It’s Monday: I wake up at 6:30 am to take the CTA Green Line to the Chicago Loop. Now it’s Tuesday, and I’m up at 5:30 am to take the Brown Line all the way north to Albany Park. On Wednesday I’m back in the Loop; Thursday and Friday are Albany Park days. Duolingo on the morning commute, novels on the way back. This has been my schedule for the last three weeks, as I’ve been alternating between two internships—one at Lyric Opera of Chicago, and one at The People’s Music School. Thanks to the funding I received from the HCAH, these positions have allowed me to explore my passions in both music education and arts administration from multiple angles.
I worked in Lyric’s PR/Marketing department last summer and stayed in touch with the office during the year, so returning there felt like coming home. Lyric is really the ideal intern workplace. Not once have I been asked to fetch anyone coffee—instead, I specialize in copywriting whatever needs to be written. Last year, I drafted blog posts, artist biographies, and two 2000-word articles to be featured in mainstage programs. This summer, my focus has changed from dramaturgy to media relations. I’m writing all of the press releases for the season as well as a few newsletter articles and another program feature. I’ve also led interviews, archived newspaper clippings, and assisted my supervisor with a photo shoot for a visiting magazine.
I’m also dedicating some of my time to Lyric Unlimited, a division of the opera house that centers around educational programming and community engagement. At its core, LU seeks to bring opera to non-typical opera audiences—specifically to youth and people of color. My work with the department varies from week to week. My main project has been collecting testimonials from participants in the EmpowerYouth! program. Empower is the result of a partnership between Lyric and the Chicago Urban League, an organization dedicated to the empowerment of Black communities in the city. The eight-month program gives thirty South Side high school students the opportunity to develop their skills in acting, singing, writing, dancing, rapping, and more, all while gaining confidence in self-expression. A few weeks ago, I was invited to visit the Chicago Urban League to speak with an administrator there about the impact of the program and the potential benefit of the testimonials. I hope to be able to conduct some of the student interviews myself in my remaining days at Lyric.
Other than being a performing arts nonprofit, The People’s Music School is different from Lyric in almost every way. TPMS is a high-quality, tuition-free music program designed for students of families who wouldn’t otherwise be able to afford music education. Their students take private lessons, practice in ensembles, study music theory, and perform at large-scale Chicago music events. During the school year, TPMS offers an after-school program in three locations, and in the summer, they transition to a three-week summer camp. Because the school doesn’t charge tuition, many facets of the camp function with the help of volunteers, especially parents of students and interns like myself.

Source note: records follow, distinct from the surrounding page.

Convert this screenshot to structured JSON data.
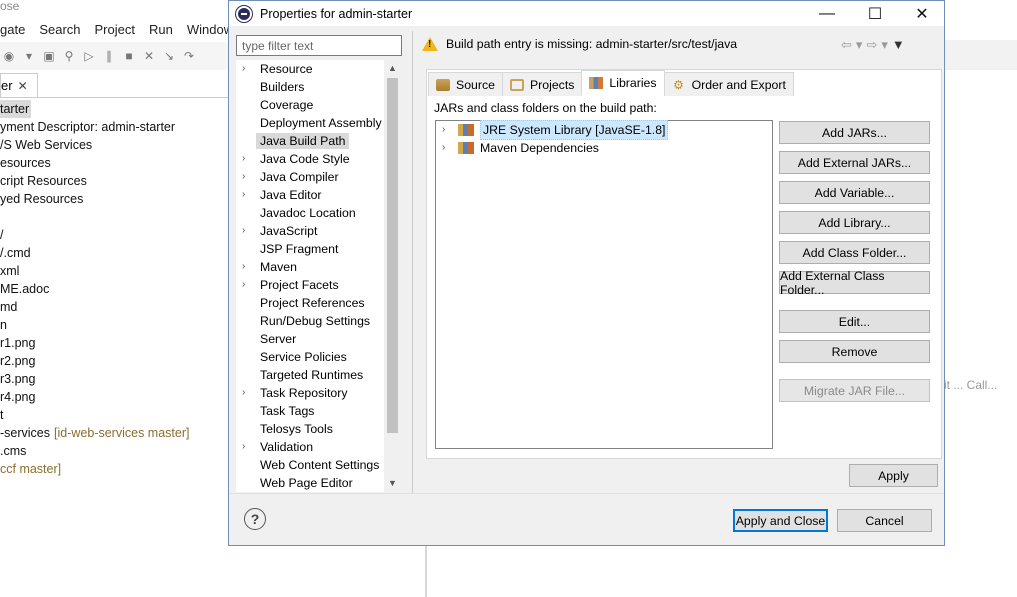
{
  "background": {
    "title_fragment": "ose",
    "menus": [
      "gate",
      "Search",
      "Project",
      "Run",
      "Window"
    ],
    "view_tab": "er",
    "tree": [
      {
        "text": "tarter",
        "selected": true
      },
      {
        "text": "yment Descriptor: admin-starter"
      },
      {
        "text": "/S Web Services"
      },
      {
        "text": "esources"
      },
      {
        "text": "cript Resources"
      },
      {
        "text": "yed Resources"
      },
      {
        "text": ""
      },
      {
        "text": "/"
      },
      {
        "text": "/.cmd"
      },
      {
        "text": "xml"
      },
      {
        "text": "ME.adoc"
      },
      {
        "text": "md"
      },
      {
        "text": "n"
      },
      {
        "text": "r1.png"
      },
      {
        "text": "r2.png"
      },
      {
        "text": "r3.png"
      },
      {
        "text": "r4.png"
      },
      {
        "text": "t"
      },
      {
        "text": "-services",
        "repo": "[id-web-services master]"
      },
      {
        "text": ".cms"
      },
      {
        "text": "",
        "repo": "ccf master]"
      }
    ],
    "right_tab": "it ...   Call..."
  },
  "dialog": {
    "title": "Properties for admin-starter",
    "filter_placeholder": "type filter text",
    "nav_items": [
      {
        "label": "Resource",
        "expandable": true
      },
      {
        "label": "Builders",
        "expandable": false
      },
      {
        "label": "Coverage",
        "expandable": false
      },
      {
        "label": "Deployment Assembly",
        "expandable": false
      },
      {
        "label": "Java Build Path",
        "expandable": false,
        "selected": true
      },
      {
        "label": "Java Code Style",
        "expandable": true
      },
      {
        "label": "Java Compiler",
        "expandable": true
      },
      {
        "label": "Java Editor",
        "expandable": true
      },
      {
        "label": "Javadoc Location",
        "expandable": false
      },
      {
        "label": "JavaScript",
        "expandable": true
      },
      {
        "label": "JSP Fragment",
        "expandable": false
      },
      {
        "label": "Maven",
        "expandable": true
      },
      {
        "label": "Project Facets",
        "expandable": true
      },
      {
        "label": "Project References",
        "expandable": false
      },
      {
        "label": "Run/Debug Settings",
        "expandable": false
      },
      {
        "label": "Server",
        "expandable": false
      },
      {
        "label": "Service Policies",
        "expandable": false
      },
      {
        "label": "Targeted Runtimes",
        "expandable": false
      },
      {
        "label": "Task Repository",
        "expandable": true
      },
      {
        "label": "Task Tags",
        "expandable": false
      },
      {
        "label": "Telosys Tools",
        "expandable": false
      },
      {
        "label": "Validation",
        "expandable": true
      },
      {
        "label": "Web Content Settings",
        "expandable": false
      },
      {
        "label": "Web Page Editor",
        "expandable": false
      }
    ],
    "header_message": "Build path entry is missing: admin-starter/src/test/java",
    "tabs": [
      "Source",
      "Projects",
      "Libraries",
      "Order and Export"
    ],
    "active_tab": "Libraries",
    "section_label": "JARs and class folders on the build path:",
    "libraries": [
      {
        "label": "JRE System Library [JavaSE-1.8]",
        "selected": true
      },
      {
        "label": "Maven Dependencies",
        "selected": false
      }
    ],
    "side_buttons": {
      "add_jars": "Add JARs...",
      "add_external_jars": "Add External JARs...",
      "add_variable": "Add Variable...",
      "add_library": "Add Library...",
      "add_class_folder": "Add Class Folder...",
      "add_external_class_folder": "Add External Class Folder...",
      "edit": "Edit...",
      "remove": "Remove",
      "migrate_jar": "Migrate JAR File..."
    },
    "apply": "Apply",
    "apply_and_close": "Apply and Close",
    "cancel": "Cancel"
  },
  "colors": {
    "selection": "#cce8ff",
    "warning": "#f2b51a",
    "dialog_border": "#6f8fb4",
    "repo_text": "#8b6d2e"
  }
}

At the beginning of camp, I spent most of my time assisting teachers and walking kids from place to place. But as the program went on, I was given more and more responsibility. I was substitute-teaching classes by the end of the last week. In my “rock band” class, we learned and recorded an arrangement of the “Cups” song featuring drum pad, double bass, bells, piano, singing, and cups, of course. Two students forgot to bring their instruments to my practice class, so I had them create an original rhythm pattern on a wooden stool, a music stand, and a metal folding chair. My most fulfilling teaching experience involved an eight-year-old trumpet player who had lost her trumpet: while her classmates practiced the piece they had spent the week composing, this student worked individually with me on conducting. In our final class period, she stood alone on the stage and conducted the ensemble herself. The pride and amazement on her face as she delivered the cutoff at the end of the piece were enough to assure me that I want to be an educator for the rest of my life.
As I return to Lyric full-time for the last weeks of my internship, I know I’ll miss the kids that I bonded with at camp, but I’ll also appreciate the chance to focus on my more time-intensive Lyric projects. My varied summer work has absolutely been a blessing, as it has allowed me to experience the Chicago music scene from multiple perspectives. No matter where I eventually land on the spectrum between music education and arts administration, this summer will have helped me develop the skills I’ll need to succeed beyond college.
Written by Grace Coberly ’21, music and linguistics double major
Edited by Emily Dombrovskaya ’19